Acclaimed writer and performer Sonya Kelly writes for Culture about her new play, Furniture, which goes on a national tour this spring following a sell-out run at last year's Galway Arts Festival.
I am in Paris. The year is 2016 and it is the wettest spring on record. The Seine has bled it’s slimy green banks, drowning trees and recreational walkways. Not a lover, rollerblader or al fresco tango lesson in sight. The sky rinses itself down on the city with the cruel relentless persistence of a taunting schoolyard bully. And to top it all, I am lonely and I only have myself to blame.
Arah would you look.— Druid Theatre (@DruidTheatre) March 11, 2019
The full gang have arrived for week 2 of rehearsals. It’s all feeling very real now #DruidFurniture
Tickets for 13 venues on sale now https://t.co/9ZoV1on4e6 pic.twitter.com/04kbIilEq1
I made a mistake on my application form to the Centre Culturel Irlandais Artist in Residence programme you see. When I said, what time of year it would suit me best to come, I put, ‘Spring.’ I didn’t mean ALL of spring. I meant a bit of it. Month maybe, with moderate sunshine. Six dripping weeks in, and I have sloshed up and down every lane and boulevard, stood at every iconic gravestone, seen all the paintings and palaces, eaten twice my body weight in falafel from the Marais. I am done. The only thing I failed to achieve was the very thing I sent myself here to do: write a play. The irony of it. I had come to Paris to create witty and entertaining dialogue for the theatre, inspired by my time here, and found myself with no one to talk to. Parisians are notoriously difficult to strike up chit-chat with. They hear your accent, assume you are English, then they look at you as if you were personally responsible for lighting the fire under Joan of Arc yourself.
Desperate for the chance of a returned sentence, I head for the Irish Embassy on Avenue Foche. There is a recital on to raise funds to repair Eileen Gray’s villa in the south of France. When the opera singer comes out singing Down By The Sally Gardens, I start to worry that I have worn the wrong shoes. After the performances, they are selling limited edition prints at €5000 a pop. A woman with a clipboard asks, ‘How many will I put you down for?’ I am introduced to Prince Albert of Monaco. I am definitely wearing the wrong shoes.
Fearing any prolonged conversation may result in me having to remortgage my house, I make my way to a safe corner where a simple chair sits quietly bothering no one. Next to it, a sign reads, ‘Original work designed by Eileen Gray.’ I lean in to get a better look, or at least to disguise my self through interest. It looks like I am getting away with it, when from behind, a voice snakes a little warning in my left ear. ‘Don’t touch it.’ I turn and as I eyeball the art custodian, I can’t help but wonder, would he have said it, had I been wearing different shoes? Who does he think I am? More importantly, who does he think he is? A torrent of unspoken unchecked prejudices flow between us as we stare each other down.
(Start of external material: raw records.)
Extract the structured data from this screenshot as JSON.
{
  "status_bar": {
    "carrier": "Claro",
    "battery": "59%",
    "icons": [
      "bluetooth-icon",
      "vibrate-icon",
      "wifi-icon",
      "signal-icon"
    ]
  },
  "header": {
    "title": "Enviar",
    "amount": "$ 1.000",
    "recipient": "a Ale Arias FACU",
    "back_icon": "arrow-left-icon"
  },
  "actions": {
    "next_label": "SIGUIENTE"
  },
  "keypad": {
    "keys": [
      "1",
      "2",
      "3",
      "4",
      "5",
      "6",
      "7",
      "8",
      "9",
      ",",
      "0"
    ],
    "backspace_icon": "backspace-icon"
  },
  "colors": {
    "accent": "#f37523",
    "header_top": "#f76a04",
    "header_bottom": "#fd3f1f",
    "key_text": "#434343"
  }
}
My fight or flight system lights up like a switchboard: Indignation, embarrassment, amusement rage, but the brightest of them all, sweet, blessed inspiration. I excuse myself, get my umbrella, and head out into the rain.
As I run down the Champs-Élysées back to my computer, my limited edition blue suede Converse All Stars, squelching in the puddles, I have already have the title firmly in my mind. Furniture, a play about tables, chairs and the people who love them, by Sonya Kelly.
Furniture is on a nationwide tour through May - find a venue near you here.